    Strategy With Gap Size Filter

    I don’t know what is wrong ?

    • There is a lot of historical market data being used. Your error may be happening due to a problem related to available computer resources (memory). Reboot your computer and give it a try again. If that does not work, you may want to limit the historical data to only 5 years or so.

  • Hari says:

    Hi Jeff,
    Thanks a lot for sharing your work. I really enjoy reading all your articles.
    Regarding day-of-the-week filter, I found 2 similar references which also show Monday and Friday are less favorable for fading the gap.

    Gap fading prob –a) Win Rate –b)
    Monday 66.6% 70.8%
    Tuesday 70.0% 74.0%
    Wednesday 71.2% 76.5%
    Thursday 73.4% 73.9%
    Friday 67.4% 72.4%

    (a-Gap fill analysis ES from 19 Oct 1999 to 16 Oct 2009 …
    (b-Win Rate by day of the Week 1998 – 2006 … Scott Andrews, Understanding Gaps

    Mark Austin in his training on fading FTSE gap mentioned this issue. According to Mark, Monday is the weakest day for closing gap. Some significant events can happen over the weekend and also many people get a chance to read and analyze the situation during this time. By Monday morning, they have decided whether to buy or sell and therefore Monday is less likely for gap to close. Friday however is a good day to short the up gap because many share traders would like to take profit and close their position heading to the weekend.

  • Christian says:

    Hi Jeff,

    high five for sharing. How about session hours? Which do you use on the ES for this strategy?

    • It’s the standard session hours. 8:30AM Central open and 3:15PM Central close.

  • Rich S. says:

    Hi Jeff,

    On the baseline system, if you optimize the Stop loss and profit target simultaneously and then plot the results on a 3-D graph, will give a different point of reference for a robust system.

    Using this process, I found that StpLs = 500 and PrfTg = 400, was a bit more robust solution even though the Total Profit suffered somewhat.

    Thanks again for this series.

    Rich S.

    • Rich, those are similar numbers the original author of the system came up with as well. I think my next test will be to look at more dynamic stops and targets based upon the size of the gap.

  • Cameron Osborne says:

    Hi Jeff, thanks for your work. I would be really interested in the application of this filter:

    I have been using this article for some time now trading Russell, SP500, DOW, NASDAQ futures. There is usually a trade every day between the big 4. The filter would be if any of the following are TRUE:

    1. Yesterday’s candle was a bullish candle (C > O), Today’s open is between yesterday’s open and close. Go Long.

    2. Yesterday’s candle was a bullish candle (C > O), Today’s open is between yesterday’s close and high.
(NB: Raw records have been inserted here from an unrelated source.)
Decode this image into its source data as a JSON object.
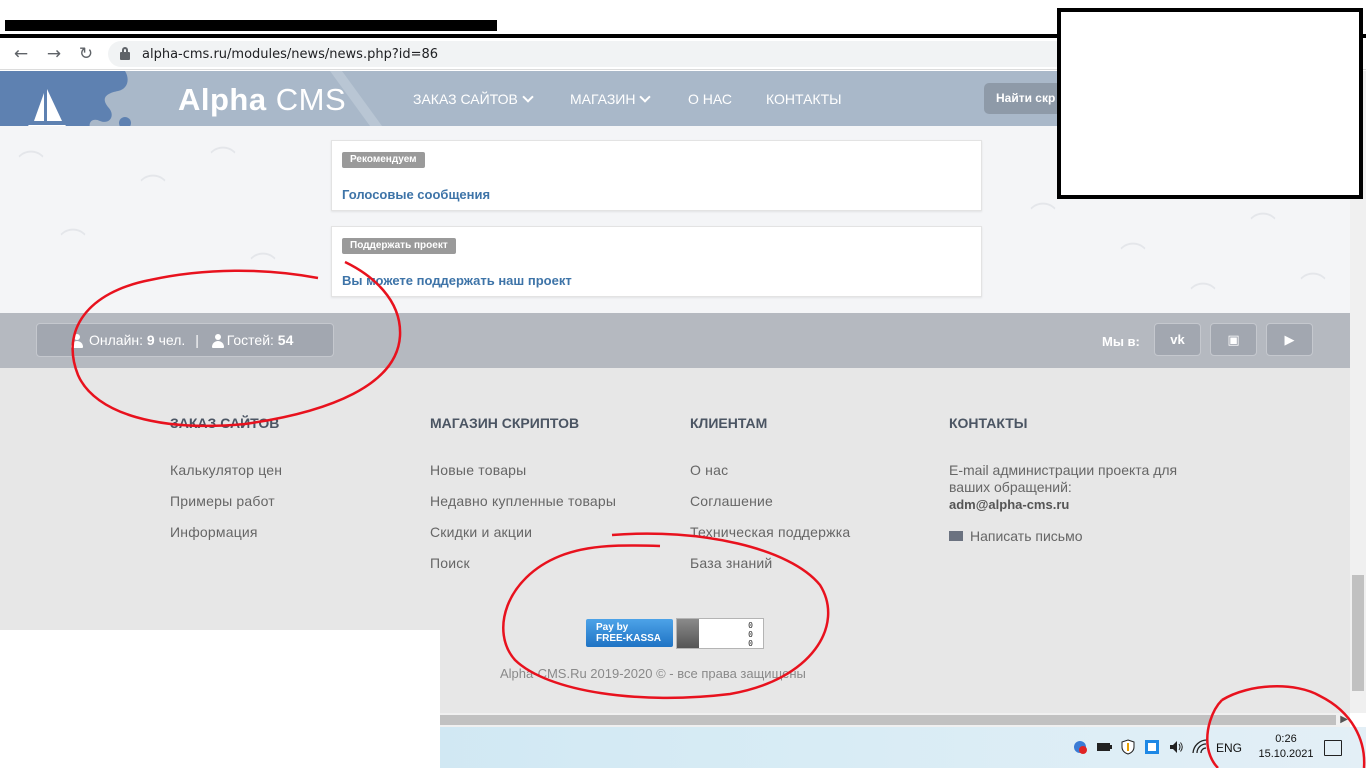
{
  "browser": {
    "url": "alpha-cms.ru/modules/news/news.php?id=86",
    "back_glyph": "←",
    "forward_glyph": "→",
    "reload_glyph": "↻"
  },
  "site": {
    "brand_bold": "Alpha",
    "brand_light": " CMS",
    "nav": [
      {
        "label": "ЗАКАЗ САЙТОВ",
        "has_dropdown": true
      },
      {
        "label": "МАГАЗИН",
        "has_dropdown": true
      },
      {
        "label": "О НАС",
        "has_dropdown": false
      },
      {
        "label": "КОНТАКТЫ",
        "has_dropdown": false
      }
    ],
    "search_button_label": "Найти скр"
  },
  "cards": [
    {
      "badge": "Рекомендуем",
      "link": "Голосовые сообщения"
    },
    {
      "badge": "Поддержать проект",
      "link": "Вы можете поддержать наш проект"
    }
  ],
  "online": {
    "online_label": "Онлайн:",
    "online_count": "9",
    "online_unit": "чел.",
    "separator": "|",
    "guests_label": "Гостей:",
    "guests_count": "54"
  },
  "social": {
    "label": "Мы в:",
    "buttons": [
      {
        "name": "vk",
        "glyph": "vk"
      },
      {
        "name": "instagram",
        "glyph": "▣"
      },
      {
        "name": "youtube",
        "glyph": "▶"
      }
    ]
  },
  "footer": {
    "columns": [
      {
        "title": "ЗАКАЗ САЙТОВ",
        "links": [
          "Калькулятор цен",
          "Примеры работ",
          "Информация"
        ]
      },
      {
        "title": "МАГАЗИН СКРИПТОВ",
        "links": [
          "Новые товары",
          "Недавно купленные товары",
          "Скидки и акции",
          "Поиск"
        ]
      },
      {
        "title": "КЛИЕНТАМ",
        "links": [
          "О нас",
          "Соглашение",
          "Техническая поддержка",
          "База знаний"
        ]
      },
      {
        "title": "КОНТАКТЫ",
        "links": []
      }
    ],
    "contact_description": "E-mail администрации проекта для ваших обращений:",
    "contact_email": "adm@alpha-cms.ru",
    "mail_link": "Написать письмо",
    "pay_badge_line1": "Pay by",
    "pay_badge_line2": "FREE-KASSA",
    "counter_values": [
      "0",
      "0",
      "0"
    ],
    "copyright": "Alpha-CMS.Ru 2019-2020 © - все права защищены"
  },
  "taskbar": {
    "language": "ENG",
    "time": "0:26",
    "date": "15.10.2021"
  },
  "colors": {
    "header_bg": "#a9b8c9",
    "card_link": "#3e74a8",
    "annotation_red": "#e8121e"
  }
}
Go Short.

    3. Yesterday’s candle was a bearish candle (C < O), Today's open is between yesterday's open and close. Go Short.

    4. Yesterday's candle was a bearish candle (C < O), Today's open is between yesterday's close and low. Go Long.
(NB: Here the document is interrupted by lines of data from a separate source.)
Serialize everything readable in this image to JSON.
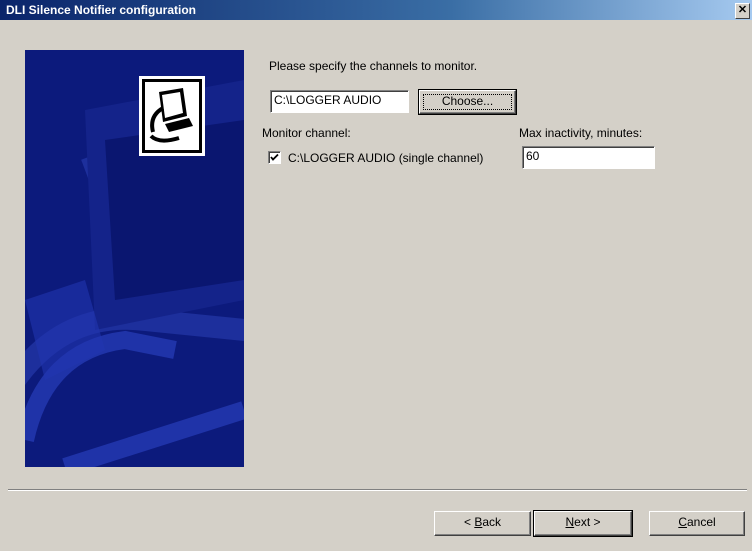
{
  "window": {
    "title": "DLI Silence Notifier configuration",
    "close_glyph": "✕"
  },
  "banner": {
    "icon": "computer-recycle-icon"
  },
  "instruction": "Please specify the channels to monitor.",
  "path_field": {
    "value": "C:\\LOGGER AUDIO"
  },
  "choose_button": {
    "label": "Choose..."
  },
  "monitor_label": "Monitor channel:",
  "inactivity_label": "Max inactivity, minutes:",
  "channels": [
    {
      "checked": true,
      "label": "C:\\LOGGER AUDIO (single channel)",
      "max_inactivity": "60"
    }
  ],
  "buttons": {
    "back": {
      "accel": "B",
      "rest": "ack",
      "prefix": "< "
    },
    "next": {
      "accel": "N",
      "rest": "ext >"
    },
    "cancel": {
      "accel": "C",
      "rest": "ancel"
    }
  },
  "colors": {
    "banner": "#0c1a7c",
    "title_start": "#0a246a",
    "title_end": "#a6caf0",
    "face": "#d4d0c8"
  }
}
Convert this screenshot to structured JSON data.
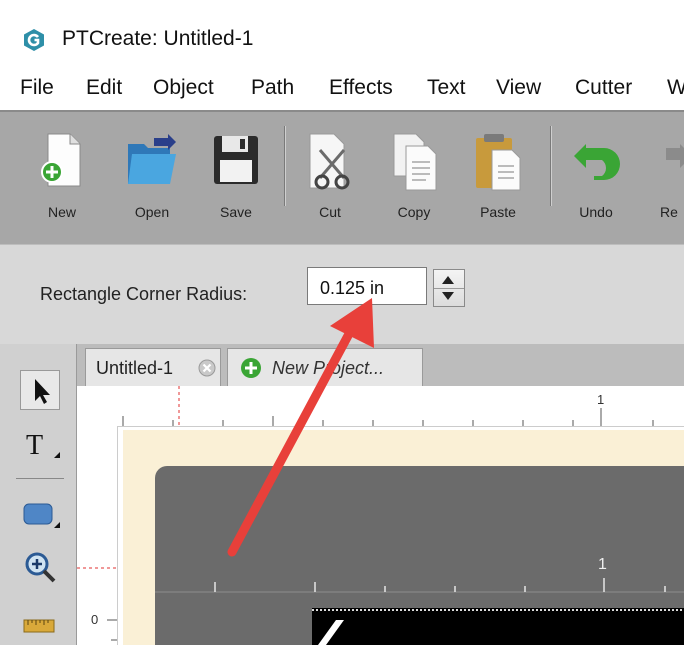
{
  "window": {
    "title": "PTCreate: Untitled-1"
  },
  "menu": [
    "File",
    "Edit",
    "Object",
    "Path",
    "Effects",
    "Text",
    "View",
    "Cutter",
    "W"
  ],
  "toolbar": {
    "buttons": [
      {
        "label": "New",
        "icon": "new-document-icon"
      },
      {
        "label": "Open",
        "icon": "open-folder-icon"
      },
      {
        "label": "Save",
        "icon": "save-disk-icon"
      },
      {
        "label": "Cut",
        "icon": "cut-scissors-icon"
      },
      {
        "label": "Copy",
        "icon": "copy-icon"
      },
      {
        "label": "Paste",
        "icon": "paste-clipboard-icon"
      },
      {
        "label": "Undo",
        "icon": "undo-arrow-icon"
      },
      {
        "label": "Re",
        "icon": "redo-arrow-icon"
      }
    ]
  },
  "options": {
    "corner_radius_label": "Rectangle Corner Radius:",
    "corner_radius_value": "0.125 in"
  },
  "tabs": [
    {
      "label": "Untitled-1"
    },
    {
      "label": "New Project..."
    }
  ],
  "rulers": {
    "top_mark": "1",
    "left_mark": "0",
    "mat_mark": "1"
  },
  "colors": {
    "annotation_arrow": "#e8403a",
    "mat": "#faf0d6",
    "cutting_mat": "#6b6b6b",
    "toolbar": "#a7a7a7"
  }
}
    These are the highest probability zones of gap filling. The link here is something I just uploaded. This is SPY data since January 1993 showing the 10 possible gap trading zones and their continuous average success of filling the gap to present day. The success rates mean that the gap was filled that same day. The fat black line shows about 70% of all gaps no matter the zone fill the same day. I grouped the trades based on:

    U- : Yesterday was an 'up' day (bullish candle)
    D-: Yesterday was a 'down' day (bearish candle)

    U-HC: Yesterday was an 'up' day, and the open today was between yesterday's High and Close (HC)
    D-CL: Yesterday was a 'down' day, and the open today was between yesterday's Close and Low (CL)

    I grouped the similar categories together with dashed and solid lines so that it is easier to understand what is happening. There is a clear bias to trading the gaps based on zones.

    Maybe a gap trading part 3 article?

    Thanks again for your work.

    • Thanks for posting. I’m planning on incorporating this very filter into a future article. It’s a filter I’m aware of and have tested, many years ago. However, nothing really materialized into a viable trading system. Yet, I think it’s worth revisiting.

  • Cameron Osborne says:

    Sorry, the link I mentioned that never manifested is here:


  • >